Gardening doesn’t come naturally to me. I was born in the middle of London and raised between there and a tiny house in central Wellington. Although my very resourceful mother coaxed a family-load of vegetables and herbs from a few square feet of dirt in Tinakori Road, the urge to till the soil never rubbed off on either of her sons – or her cockney husband, for that matter.
Ironic, then, that I should end up with 25 acres of perfectly good growing land, but maybe not surprising that I can manage only a pocket-handkerchief vege plot.
This fact was pointed out to me by a recent vistor who questioned why it is that I have things growing in big pots on the deck (she’s always asking pointed questions). I told her, truthfully, that it was because I already had the pots and I was sick of them lying around sprouting weeds. She didn’t believe me. Then I agreed with her that maybe I’m living an urban lifestyle in a rural environment.
But I’ve been thinking about that, and I’m not sure that we live much differently from many of our farmer neighbours. They have flat screen TVs and espresso machines. They have candle-lit dinner parties and welcome their pet dog inside (although not necessarily at the same time). Crikey, some of them even have European cars. And they don’t all have sprawling vege gardens or kill their own meat.
My little plot – and the offending terracotta pots – is just the right size for me to tend and for my family to pick from. It’s usually got some lettuce, some rocket, chillies, chives, a few spring onions, parsley, coriander when it’s not seeding, and my favourite nadine potatoes. In the cooler months I grow leeks, broccoli, and lettuce. We also planted some fruit trees the winter before last and the nashi tree had half a dozen sensationally sweet pears a few weeks ago. There’s a heritage apple and a quince, pear and, I think, plum, plus a fig and a walnut tree. Oh, and the essential bay, nearly cut off in its infancy by territorial hares.
And my little plot always features tomatoes in the summer. Until recently I’ve grown a few heritage varieties, and always liked the “Black From Tula” from Kings’ seeds. This year I discovered a Supertom which had had the Tula grafted on to it, and what a revelation that’s been! One $8 plant has kept us going all season with sweet, dark fruit, plucked ripe and still warm from the summer sun. (An enduring memory of a trip to Italy is calling in to a rural roadside café, asking for a salami and tomato sandwich, and the patron ducking out the back to pick the tomato.) But the tomatoes in the pots were a letdown.
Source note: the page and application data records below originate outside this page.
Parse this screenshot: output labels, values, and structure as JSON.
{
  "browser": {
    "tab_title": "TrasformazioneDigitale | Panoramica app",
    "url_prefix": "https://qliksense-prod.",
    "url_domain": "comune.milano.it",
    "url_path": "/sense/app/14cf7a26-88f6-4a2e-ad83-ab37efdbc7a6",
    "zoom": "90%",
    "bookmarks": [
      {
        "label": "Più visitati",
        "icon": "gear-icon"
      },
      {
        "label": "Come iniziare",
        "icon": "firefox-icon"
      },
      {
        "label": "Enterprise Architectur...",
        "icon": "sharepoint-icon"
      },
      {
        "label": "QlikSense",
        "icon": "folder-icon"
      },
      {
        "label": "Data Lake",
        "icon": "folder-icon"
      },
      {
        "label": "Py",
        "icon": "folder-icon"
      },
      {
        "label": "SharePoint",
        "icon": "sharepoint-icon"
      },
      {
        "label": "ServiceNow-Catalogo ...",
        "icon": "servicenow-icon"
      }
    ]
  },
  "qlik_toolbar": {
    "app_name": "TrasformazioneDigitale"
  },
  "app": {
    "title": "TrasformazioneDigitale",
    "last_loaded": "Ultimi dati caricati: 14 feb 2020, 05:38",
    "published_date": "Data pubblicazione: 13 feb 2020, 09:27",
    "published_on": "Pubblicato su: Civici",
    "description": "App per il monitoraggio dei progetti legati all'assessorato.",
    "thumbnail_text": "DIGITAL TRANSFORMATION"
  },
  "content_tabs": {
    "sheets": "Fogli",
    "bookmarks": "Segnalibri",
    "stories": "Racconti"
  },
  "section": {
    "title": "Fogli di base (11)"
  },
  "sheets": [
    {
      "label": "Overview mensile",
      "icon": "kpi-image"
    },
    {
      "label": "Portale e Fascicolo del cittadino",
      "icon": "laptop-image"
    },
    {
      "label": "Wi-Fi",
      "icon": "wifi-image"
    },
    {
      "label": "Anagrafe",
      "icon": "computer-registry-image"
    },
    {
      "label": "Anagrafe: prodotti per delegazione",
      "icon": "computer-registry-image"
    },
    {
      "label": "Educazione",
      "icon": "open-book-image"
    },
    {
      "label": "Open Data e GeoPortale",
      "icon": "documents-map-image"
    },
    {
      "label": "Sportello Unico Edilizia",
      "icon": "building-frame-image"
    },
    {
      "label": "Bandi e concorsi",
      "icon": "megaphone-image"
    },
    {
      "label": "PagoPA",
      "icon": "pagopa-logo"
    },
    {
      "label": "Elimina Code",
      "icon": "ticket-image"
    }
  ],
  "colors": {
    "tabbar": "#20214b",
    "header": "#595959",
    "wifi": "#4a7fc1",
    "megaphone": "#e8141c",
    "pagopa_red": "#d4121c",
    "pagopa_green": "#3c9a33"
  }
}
Maybe they were feeling too urban?
I’ve come to really value my humble plantings, silly as they may look in the expanse that could be occupied – perhaps like me, a city boy transplanted into the country.